The Missouri Alliance for Historic Preservation has listed three St. Joseph buildings as “watched properties” for 2017.
The Alliance publishes annual lists of “properties in peril” and “watched properties” in order to drum up awareness for historic structures that are in danger.
The Appliance Man Rentals building, Livestock Exchange building and Cracker House were three of the 12 “watched properties” for this year.
The Appliance Man Rentals building at 222 S. Fourth St. took the No. 1 spot on that list.
The building, which was built in 1847, has been for sale since June and Owner Richard Monson was considering having it demolished.
On Friday, Monson basically donated the building to the Historic St. Joseph Foundation.

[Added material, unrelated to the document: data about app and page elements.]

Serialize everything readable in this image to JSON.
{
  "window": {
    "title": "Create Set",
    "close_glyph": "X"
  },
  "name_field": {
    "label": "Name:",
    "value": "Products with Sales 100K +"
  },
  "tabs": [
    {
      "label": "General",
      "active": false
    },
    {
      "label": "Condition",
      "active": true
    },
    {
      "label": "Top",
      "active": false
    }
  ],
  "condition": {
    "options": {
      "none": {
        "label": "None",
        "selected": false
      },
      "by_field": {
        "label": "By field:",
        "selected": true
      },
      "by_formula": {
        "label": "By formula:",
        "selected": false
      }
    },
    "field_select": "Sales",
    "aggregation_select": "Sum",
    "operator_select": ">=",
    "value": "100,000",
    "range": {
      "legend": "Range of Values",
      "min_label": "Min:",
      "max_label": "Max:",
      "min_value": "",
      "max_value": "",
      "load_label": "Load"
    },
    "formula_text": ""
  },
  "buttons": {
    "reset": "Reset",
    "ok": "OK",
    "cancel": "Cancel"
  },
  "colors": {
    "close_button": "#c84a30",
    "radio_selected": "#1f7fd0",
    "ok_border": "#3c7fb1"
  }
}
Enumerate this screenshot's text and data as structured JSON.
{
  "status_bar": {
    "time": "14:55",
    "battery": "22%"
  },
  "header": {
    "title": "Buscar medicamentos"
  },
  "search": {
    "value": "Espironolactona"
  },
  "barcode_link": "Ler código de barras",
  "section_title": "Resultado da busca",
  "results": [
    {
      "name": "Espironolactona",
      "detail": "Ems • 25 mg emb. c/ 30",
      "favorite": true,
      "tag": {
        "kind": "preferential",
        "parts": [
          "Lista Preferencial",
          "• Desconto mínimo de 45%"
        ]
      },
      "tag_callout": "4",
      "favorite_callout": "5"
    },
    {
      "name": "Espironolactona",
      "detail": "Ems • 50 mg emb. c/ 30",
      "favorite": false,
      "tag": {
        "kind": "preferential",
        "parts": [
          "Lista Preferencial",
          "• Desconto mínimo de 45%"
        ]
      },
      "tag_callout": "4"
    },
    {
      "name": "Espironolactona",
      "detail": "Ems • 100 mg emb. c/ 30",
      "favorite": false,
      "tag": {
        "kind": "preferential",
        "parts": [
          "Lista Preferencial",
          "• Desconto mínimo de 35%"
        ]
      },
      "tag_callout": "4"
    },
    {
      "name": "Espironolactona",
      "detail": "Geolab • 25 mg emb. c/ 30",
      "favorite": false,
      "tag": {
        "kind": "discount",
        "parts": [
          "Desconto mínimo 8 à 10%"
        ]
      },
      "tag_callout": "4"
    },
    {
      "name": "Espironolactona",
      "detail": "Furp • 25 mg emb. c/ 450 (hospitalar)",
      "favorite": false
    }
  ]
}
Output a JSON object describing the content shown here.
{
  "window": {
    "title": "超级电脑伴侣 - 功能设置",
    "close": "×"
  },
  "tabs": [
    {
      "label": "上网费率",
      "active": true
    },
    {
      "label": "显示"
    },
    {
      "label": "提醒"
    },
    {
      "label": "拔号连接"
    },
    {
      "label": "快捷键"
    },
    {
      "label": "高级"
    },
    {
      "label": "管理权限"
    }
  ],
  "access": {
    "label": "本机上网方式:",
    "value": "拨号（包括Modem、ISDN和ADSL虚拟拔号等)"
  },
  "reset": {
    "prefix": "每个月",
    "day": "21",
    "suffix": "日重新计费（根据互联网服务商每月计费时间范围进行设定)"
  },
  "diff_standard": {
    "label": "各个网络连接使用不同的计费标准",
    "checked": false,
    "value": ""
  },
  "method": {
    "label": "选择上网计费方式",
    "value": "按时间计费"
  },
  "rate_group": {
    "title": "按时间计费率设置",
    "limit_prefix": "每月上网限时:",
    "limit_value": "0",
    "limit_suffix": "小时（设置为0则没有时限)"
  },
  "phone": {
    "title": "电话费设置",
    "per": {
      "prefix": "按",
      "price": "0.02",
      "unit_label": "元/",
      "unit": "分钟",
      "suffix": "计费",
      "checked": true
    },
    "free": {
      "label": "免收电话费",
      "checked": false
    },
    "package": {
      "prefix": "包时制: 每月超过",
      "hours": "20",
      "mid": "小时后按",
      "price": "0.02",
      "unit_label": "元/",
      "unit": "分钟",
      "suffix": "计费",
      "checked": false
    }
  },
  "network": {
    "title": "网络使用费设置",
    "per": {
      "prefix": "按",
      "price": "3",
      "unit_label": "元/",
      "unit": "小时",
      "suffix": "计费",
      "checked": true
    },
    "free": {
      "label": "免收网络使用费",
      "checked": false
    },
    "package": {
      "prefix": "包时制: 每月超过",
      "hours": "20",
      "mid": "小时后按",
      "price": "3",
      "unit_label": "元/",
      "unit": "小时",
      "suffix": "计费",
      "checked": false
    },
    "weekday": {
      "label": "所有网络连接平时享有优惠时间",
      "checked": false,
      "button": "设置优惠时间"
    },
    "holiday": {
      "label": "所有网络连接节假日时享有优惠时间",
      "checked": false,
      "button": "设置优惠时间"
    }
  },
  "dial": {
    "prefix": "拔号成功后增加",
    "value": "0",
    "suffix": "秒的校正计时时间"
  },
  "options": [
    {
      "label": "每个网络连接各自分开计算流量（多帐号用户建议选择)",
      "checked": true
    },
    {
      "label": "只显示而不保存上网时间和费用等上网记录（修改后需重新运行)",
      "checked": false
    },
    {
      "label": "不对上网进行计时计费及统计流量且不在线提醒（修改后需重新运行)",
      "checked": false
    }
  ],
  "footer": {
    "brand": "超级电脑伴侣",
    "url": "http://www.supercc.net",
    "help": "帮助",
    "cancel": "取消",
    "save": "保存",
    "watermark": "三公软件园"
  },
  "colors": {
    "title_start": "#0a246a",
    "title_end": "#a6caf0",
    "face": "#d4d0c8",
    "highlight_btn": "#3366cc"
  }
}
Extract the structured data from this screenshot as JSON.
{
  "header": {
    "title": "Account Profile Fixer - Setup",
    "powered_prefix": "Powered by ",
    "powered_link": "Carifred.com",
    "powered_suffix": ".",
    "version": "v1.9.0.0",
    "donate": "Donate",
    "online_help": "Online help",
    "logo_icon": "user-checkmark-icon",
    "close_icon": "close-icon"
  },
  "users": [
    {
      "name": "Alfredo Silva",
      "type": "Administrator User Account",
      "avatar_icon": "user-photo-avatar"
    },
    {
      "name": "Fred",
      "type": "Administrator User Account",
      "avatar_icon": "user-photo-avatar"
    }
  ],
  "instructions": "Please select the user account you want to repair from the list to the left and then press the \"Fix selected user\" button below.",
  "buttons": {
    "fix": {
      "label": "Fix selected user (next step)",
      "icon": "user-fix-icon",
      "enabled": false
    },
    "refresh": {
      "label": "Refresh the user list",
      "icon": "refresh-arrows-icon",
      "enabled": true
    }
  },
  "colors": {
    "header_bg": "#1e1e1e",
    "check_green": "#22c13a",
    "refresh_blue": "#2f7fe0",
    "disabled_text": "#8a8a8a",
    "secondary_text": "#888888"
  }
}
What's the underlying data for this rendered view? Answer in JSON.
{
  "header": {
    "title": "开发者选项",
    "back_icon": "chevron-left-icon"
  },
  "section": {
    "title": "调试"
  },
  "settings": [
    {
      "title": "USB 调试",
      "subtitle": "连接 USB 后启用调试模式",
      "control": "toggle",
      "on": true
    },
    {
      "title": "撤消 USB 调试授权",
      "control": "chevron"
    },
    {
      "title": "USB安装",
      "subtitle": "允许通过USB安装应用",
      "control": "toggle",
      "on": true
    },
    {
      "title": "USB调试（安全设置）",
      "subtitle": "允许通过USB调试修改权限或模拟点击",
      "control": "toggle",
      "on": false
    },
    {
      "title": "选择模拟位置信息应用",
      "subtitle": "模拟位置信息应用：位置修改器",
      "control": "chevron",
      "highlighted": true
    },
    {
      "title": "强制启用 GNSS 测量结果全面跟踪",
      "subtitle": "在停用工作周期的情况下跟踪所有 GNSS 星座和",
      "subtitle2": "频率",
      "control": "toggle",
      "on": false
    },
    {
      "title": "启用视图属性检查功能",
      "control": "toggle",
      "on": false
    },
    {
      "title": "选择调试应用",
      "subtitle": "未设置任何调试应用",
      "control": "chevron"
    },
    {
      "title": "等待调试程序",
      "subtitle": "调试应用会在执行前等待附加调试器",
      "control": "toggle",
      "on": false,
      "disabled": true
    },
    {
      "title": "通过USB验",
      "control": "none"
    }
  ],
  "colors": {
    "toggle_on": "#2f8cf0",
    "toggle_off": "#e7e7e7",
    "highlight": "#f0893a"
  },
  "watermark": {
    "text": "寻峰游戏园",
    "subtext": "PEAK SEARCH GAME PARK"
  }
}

“Essentially, I contributed the building to the foundation and then they are going to take over the stewardship of the building,” Monson said.
Monson did not charge any cash for the building, but likely will receive some sort of tax break for the donation.
He said the building needs work to get up to code but has a strong foundation. He has worked in the building for nearly 40 years and did not want to take up the task of upgrading it.
However, he is happy to see that the building will be preserved.
“I’m glad that they are wanting to do this,” he said. “They are in a situation where having the building is just a start. They are going to find that many things need to be done but at the same time an awful lot of the work can be done with sweat equity, and a lot of the volunteers are very passionate about that.”
He said the building does have a storied history in St. Joseph.
“It’s approximately 140 years old, it’s had a lot of different businesses,” Monson said. “It was the first newspaper building in town, the Gazette was here. During that time Eugene Field worked in this building. We don’t know if he wrote any of his famous poems here, but he might have.”
President of the Historic St. Joseph Foundation Cole Woodbury said the building had other historical significances.
He said the paper there was started by William Ridenbaugh, and that the press he used was possibly sunk on a ship that was possibly carrying Mormons as they searched for new lands to the west.
He also said that an employee who worked in the building invented the Aunt Jemima pancake recipe.
“You could say every building is historic because it’s had some history in it, that’s not necessarily what makes it important,” Woodbury said. “What’s important is the fact that in today’s throw-away society, we just can’t keep affording to throw away our wonderful old property.”
The second property on the list is the St. Joseph Livestock Exchange building at 4603 Packers Ave.
That building also found new ownership earlier this year and is currently under the wing of the Friends of St. Joseph group. The group has significantly cleaned out the building and is working toward stabilizing it.
The group asked the City Council for an allocation of $150,000 earlier this year, and that amount was granted over the course of three years at the recommendation of Mayor Bill Falkner.
The Cracker House, which made No. 8 on the list, has also seen recent work beginning in January of last year. Work has included concrete work at the front of the building and stabilization of the walls.
Current Project President Leah Swindler said the next big step is to replace the roof, which was removed, exposing the upper layers of brick and interior to the elements.
Swindler estimates that another $60,000 will be needed to “mothball” the building.
“Myself and all the other volunteers, I know we really want to see this project succeed, but we need support to do that,” Swindler said.
She said it is important to protect the historic work in St. Joseph.
“We have an amazing architectural heritage here,” Swindler said. “There are building skills here and styles that we’ve lost. We have a great opportunity here to incorporate lost building trades into the history and knowledge of St. Joseph.”